The ingestion of excessive amounts of saturated fatty acids (SFAs) and transfatty acids (TFAs) is considered to be a risk factor for cardiovascular diseases, insulin resistance, dyslipidemia, and obesity. The focus of this paper was to elucidate the influence of dietary SFA and TFA intake on the promotion of lipotoxicity to the liver and cardiovascular, endothelial, and gut microbiota systems, as well as on insulin resistance and endoplasmic reticulum stress. The saturated and transfatty acids favor a proinflammatory state leading to insulin resistance. These fatty acids can be involved in several inflammatory pathways, contributing to disease progression in chronic inflammation, autoimmunity, allergy, cancer, atherosclerosis, hypertension, and heart hypertrophy as well as other metabolic and degenerative diseases. As a consequence, lipotoxicity may occur in several target organs by direct effects, represented by inflammation pathways, and through indirect effects, including an important alteration in the gut microbiota associated with endotoxemia. Interactions between these pathways may perpetuate a feedback process that exacerbates an inflammatory state. The importance of lifestyle modification, including an improved diet, is recommended as a strategy for treatment of these diseases.

Publication types

  • Research Support, Non-U.S. Gov't

MeSH terms

  • Animals
  • Dietary Fats / adverse effects*
  • Fatty Acids / adverse effects*
  • Humans
  • Liver / drug effects
  • Signal Transduction / drug effects
  • Trans Fatty Acids / adverse effects*
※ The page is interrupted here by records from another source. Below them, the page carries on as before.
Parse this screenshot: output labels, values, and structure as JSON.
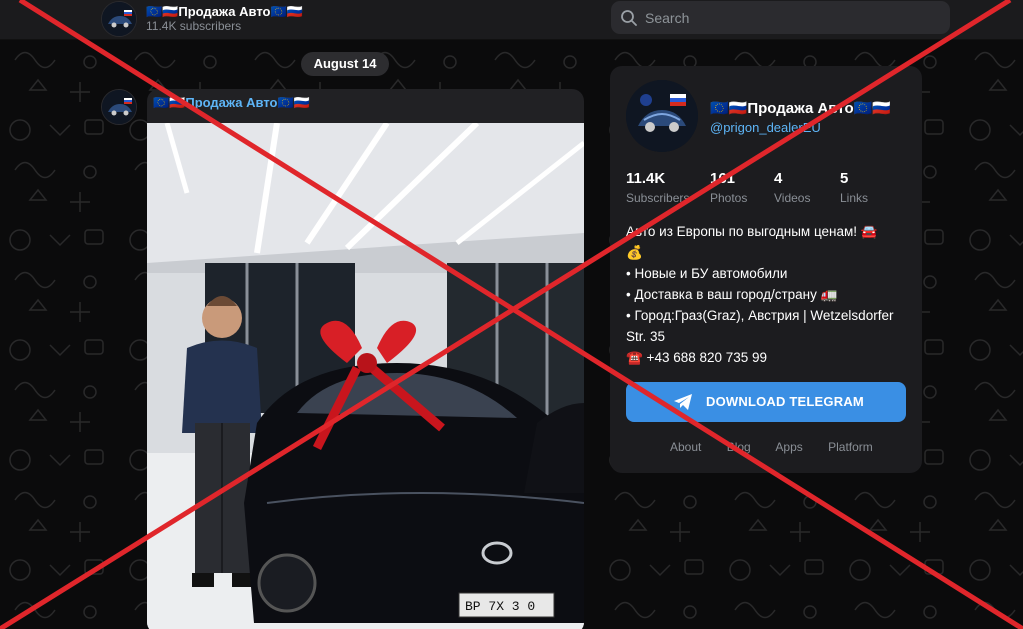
{
  "channel": {
    "name": "🇪🇺🇷🇺Продажа Авто🇪🇺🇷🇺",
    "subscribers_short": "11.4K subscribers",
    "handle": "@prigon_dealerEU"
  },
  "search": {
    "placeholder": "Search"
  },
  "feed": {
    "date": "August 14",
    "post": {
      "author": "🇪🇺🇷🇺Продажа Авто🇪🇺🇷🇺",
      "plate_text": "ВР 7Х 3 0"
    }
  },
  "card": {
    "stats": [
      {
        "value": "11.4K",
        "label": "Subscribers"
      },
      {
        "value": "161",
        "label": "Photos"
      },
      {
        "value": "4",
        "label": "Videos"
      },
      {
        "value": "5",
        "label": "Links"
      }
    ],
    "description": [
      "Авто из Европы по выгодным ценам! 🚘",
      "💰",
      "• Новые и БУ автомобили",
      "• Доставка в ваш город/страну 🚛",
      "• Город:Граз(Graz), Австрия | Wetzelsdorfer",
      "Str. 35",
      "☎️ +43 688 820 735 99"
    ],
    "download_button": "DOWNLOAD TELEGRAM",
    "footer_links": [
      "About",
      "Blog",
      "Apps",
      "Platform"
    ]
  },
  "colors": {
    "accent": "#3a8fe4",
    "link": "#5eb5f7",
    "cross": "#e0262b"
  }
}
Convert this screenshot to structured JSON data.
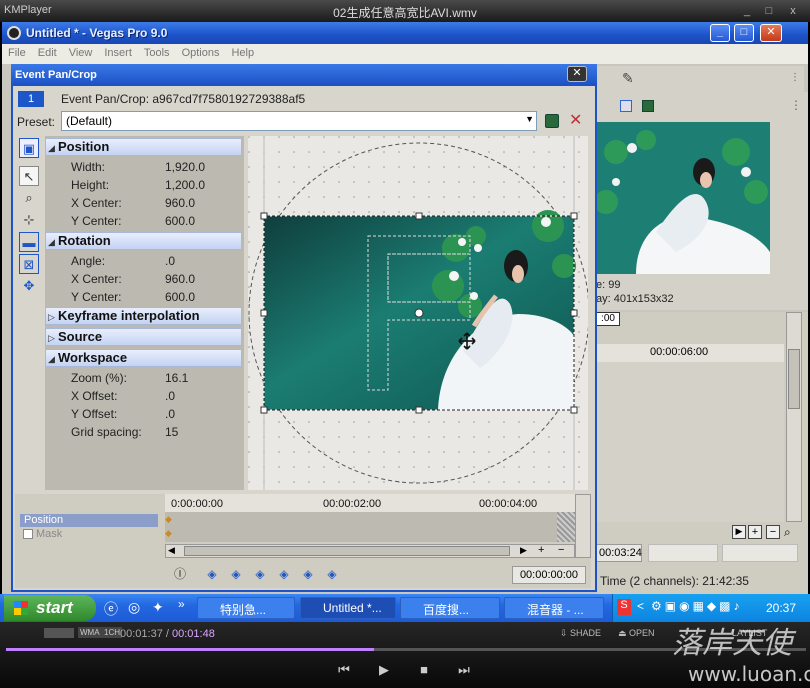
{
  "km": {
    "app": "KMPlayer",
    "file": "02生成任意高宽比AVI.wmv",
    "min": "_",
    "max": "□",
    "close": "x"
  },
  "vegas": {
    "title": "Untitled * - Vegas Pro 9.0",
    "menu": [
      "File",
      "Edit",
      "View",
      "Insert",
      "Tools",
      "Options",
      "Help"
    ],
    "info_line1": "e:  99",
    "info_line2": "ay:  401x153x32",
    "time1": "00:00:06:00",
    "time_box": ":00",
    "time_status": "00:03:24",
    "audio_status": "Time (2 channels): 21:42:35"
  },
  "dialog": {
    "title": "Event Pan/Crop",
    "event_num": "1",
    "event_label": "Event Pan/Crop: a967cd7f7580192729388af5",
    "preset_label": "Preset:",
    "preset_value": "(Default)",
    "sections": [
      {
        "name": "Position",
        "expanded": true,
        "rows": [
          [
            "Width:",
            "1,920.0"
          ],
          [
            "Height:",
            "1,200.0"
          ],
          [
            "X Center:",
            "960.0"
          ],
          [
            "Y Center:",
            "600.0"
          ]
        ]
      },
      {
        "name": "Rotation",
        "expanded": true,
        "rows": [
          [
            "Angle:",
            ".0"
          ],
          [
            "X Center:",
            "960.0"
          ],
          [
            "Y Center:",
            "600.0"
          ]
        ]
      },
      {
        "name": "Keyframe interpolation",
        "expanded": false,
        "rows": []
      },
      {
        "name": "Source",
        "expanded": false,
        "rows": []
      },
      {
        "name": "Workspace",
        "expanded": true,
        "rows": [
          [
            "Zoom (%):",
            "16.1"
          ],
          [
            "X Offset:",
            ".0"
          ],
          [
            "Y Offset:",
            ".0"
          ],
          [
            "Grid spacing:",
            "15"
          ]
        ]
      }
    ],
    "ruler": [
      "0:00:00:00",
      "00:00:02:00",
      "00:00:04:00"
    ],
    "track_position": "Position",
    "track_mask": "Mask",
    "cursor_time": "00:00:00:00"
  },
  "taskbar": {
    "start": "start",
    "items": [
      "特别急...",
      "Untitled *...",
      "百度搜...",
      "混音器 - ..."
    ],
    "clock": "20:37"
  },
  "player": {
    "elapsed": "00:01:37",
    "total": "00:01:48",
    "tags": [
      "WMA",
      "1CH"
    ],
    "right_labels": [
      "SHADE",
      "OPEN",
      "LAYLIST"
    ],
    "progress": 0.46
  },
  "watermark": {
    "line1": "落岸天使",
    "line2": "www.luoan.cn"
  }
}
Substances

  • Dietary Fats
  • Fatty Acids
  • Trans Fatty Acids